In case you’re not familiar with the supper club, a group of people come together, usually at a host’s home, for dinner. A set menu is provided, and the guests come clinking in with their own bottles (avoiding the restaurant mark up on wine). It’s rather like a dinner party but with strangers.
Supper clubs are now increasingly fashionable in London and Brighton and are even spreading into the Sussex countryside, though the concept itself is decidedly old. Dining societies gained particular prominence in the eighteenth and nineteenth centuries. They were largely elitist, men-only affairs, geared towards the well-heeled gentleman with time on his hands to devote to frivolous pastimes.
One example was the Sublime Society of the Beefsteaks (founded in 1732), which could count the Prince Regent and the Duke of Sussex among its members. The exclusive society (motto: ‘Beef and Liberty’) only had 24 members at a time.
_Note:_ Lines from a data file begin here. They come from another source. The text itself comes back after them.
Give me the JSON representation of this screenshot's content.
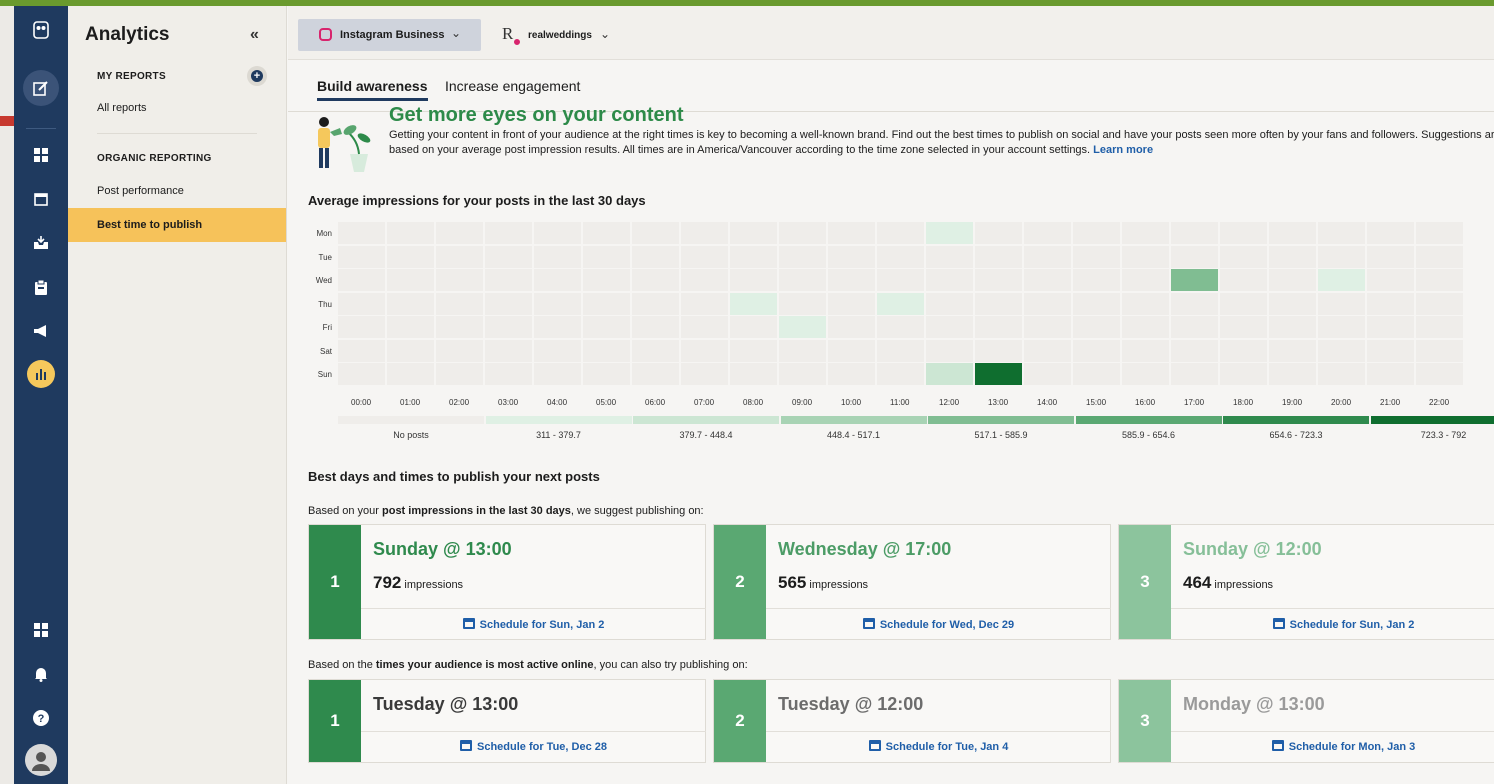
{
  "nav": {
    "icons": [
      "owl-logo",
      "compose-icon",
      "dashboard-icon",
      "calendar-icon",
      "inbox-icon",
      "clipboard-icon",
      "megaphone-icon",
      "analytics-icon",
      "apps-icon",
      "bell-icon",
      "help-icon",
      "profile-icon"
    ]
  },
  "sidebar": {
    "title": "Analytics",
    "collapse_glyph": "«",
    "my_reports_heading": "MY REPORTS",
    "all_reports": "All reports",
    "organic_heading": "ORGANIC REPORTING",
    "post_performance": "Post performance",
    "best_time": "Best time to publish"
  },
  "header": {
    "account": "Instagram Business",
    "profile_initial": "R",
    "profile_name": "realweddings"
  },
  "tabs": [
    "Build awareness",
    "Increase engagement"
  ],
  "intro": {
    "title": "Get more eyes on your content",
    "text_line1": "Getting your content in front of your audience at the right times is key to becoming a well-known brand. Find out the best times to publish on social and have your posts seen more often by your fans and followers. Suggestions ar",
    "text_line2": "based on your average post impression results. All times are in America/Vancouver according to the time zone selected in your account settings.",
    "learn_more": "Learn more"
  },
  "heatmap": {
    "title": "Average impressions for your posts in the last 30 days",
    "days": [
      "Mon",
      "Tue",
      "Wed",
      "Thu",
      "Fri",
      "Sat",
      "Sun"
    ],
    "hours": [
      "00:00",
      "01:00",
      "02:00",
      "03:00",
      "04:00",
      "05:00",
      "06:00",
      "07:00",
      "08:00",
      "09:00",
      "10:00",
      "11:00",
      "12:00",
      "13:00",
      "14:00",
      "15:00",
      "16:00",
      "17:00",
      "18:00",
      "19:00",
      "20:00",
      "21:00",
      "22:00"
    ],
    "cells": [
      {
        "day": 0,
        "hour": 12,
        "level": 1
      },
      {
        "day": 2,
        "hour": 17,
        "level": 4
      },
      {
        "day": 2,
        "hour": 20,
        "level": 1
      },
      {
        "day": 3,
        "hour": 8,
        "level": 1
      },
      {
        "day": 3,
        "hour": 11,
        "level": 1
      },
      {
        "day": 4,
        "hour": 9,
        "level": 1
      },
      {
        "day": 6,
        "hour": 12,
        "level": 2
      },
      {
        "day": 6,
        "hour": 13,
        "level": 7
      }
    ],
    "legend": [
      "No posts",
      "311 - 379.7",
      "379.7 - 448.4",
      "448.4 - 517.1",
      "517.1 - 585.9",
      "585.9 - 654.6",
      "654.6 - 723.3",
      "723.3 - 792"
    ],
    "colors": [
      "#efedea",
      "#dff0e4",
      "#cce6d3",
      "#a8d3b4",
      "#80bd92",
      "#5aa872",
      "#2f8a4d",
      "#0f6e2f"
    ]
  },
  "best": {
    "title": "Best days and times to publish your next posts",
    "based_impressions_pre": "Based on your ",
    "based_impressions_bold": "post impressions in the last 30 days",
    "based_impressions_post": ", we suggest publishing on:",
    "impressions_label": "impressions",
    "cards": [
      {
        "rank": "1",
        "when": "Sunday @ 13:00",
        "count": "792",
        "schedule": "Schedule for Sun, Jan 2",
        "color": "#2f8a4d",
        "title_color": "#2f8a4d"
      },
      {
        "rank": "2",
        "when": "Wednesday @ 17:00",
        "count": "565",
        "schedule": "Schedule for Wed, Dec 29",
        "color": "#5aa872",
        "title_color": "#4c9c66"
      },
      {
        "rank": "3",
        "when": "Sunday @ 12:00",
        "count": "464",
        "schedule": "Schedule for Sun, Jan 2",
        "color": "#8cc49d",
        "title_color": "#86bf98"
      }
    ],
    "based_active_pre": "Based on the ",
    "based_active_bold": "times your audience is most active online",
    "based_active_post": ", you can also try publishing on:",
    "active_cards": [
      {
        "rank": "1",
        "when": "Tuesday @ 13:00",
        "schedule": "Schedule for Tue, Dec 28",
        "color": "#2f8a4d",
        "title_color": "#3a3a3a"
      },
      {
        "rank": "2",
        "when": "Tuesday @ 12:00",
        "schedule": "Schedule for Tue, Jan 4",
        "color": "#5aa872",
        "title_color": "#6c6c6c"
      },
      {
        "rank": "3",
        "when": "Monday @ 13:00",
        "schedule": "Schedule for Mon, Jan 3",
        "color": "#8cc49d",
        "title_color": "#9a9a9a"
      }
    ]
  }
}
They would congregate in Covent Garden once a week over a juicy steak (paid for by the club president).
Each member had to wear a uniform of a blue coat with a buff waistcoat adorned with brass buttons. Like many societies, there were various ‘laws’, any breach of which would involve doing ‘penance’ in a white sheet (yes, the mind boggles). Thankfully, to attend a dining club these days you no longer need to be male, blue-blooded or have a weakness for flamboyant clothes that would bring out a blush in Grayson Perry. Informality marks supper clubs, like Repast, which I run from home in Haywards Heath. Each month, inspired by history, I host a dinner for 12. I’ve prepared everything from ancient Roman feasts and medieval menus to commemorative dinners for the Magna Carta and a Mexican Day of the Dead celebration. The challenge? To create modern dishes based around historical recipes, and to give guests a deliciously unique experience.
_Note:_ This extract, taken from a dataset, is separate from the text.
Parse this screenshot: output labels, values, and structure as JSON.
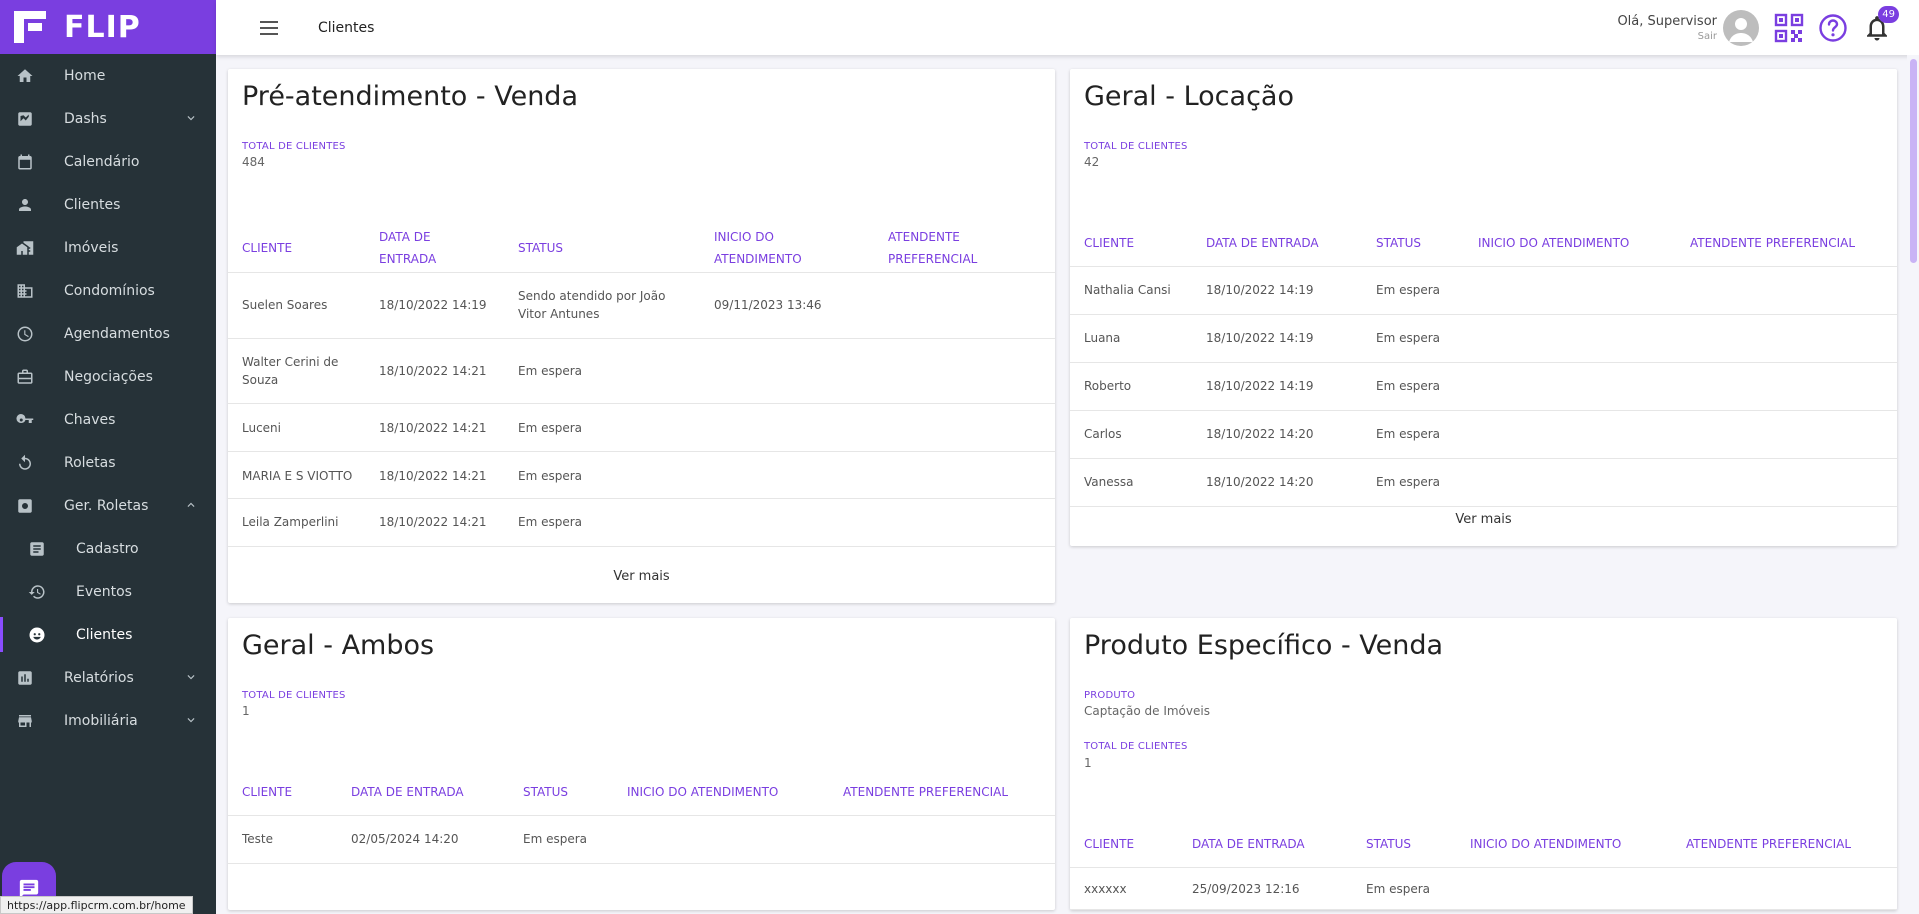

Critically, there are no quirky laws, and therefore no chance of a punishment involving a sheet. Having been on both sides of the table, I can safely say that they are a fantastic way to meet fascinating people.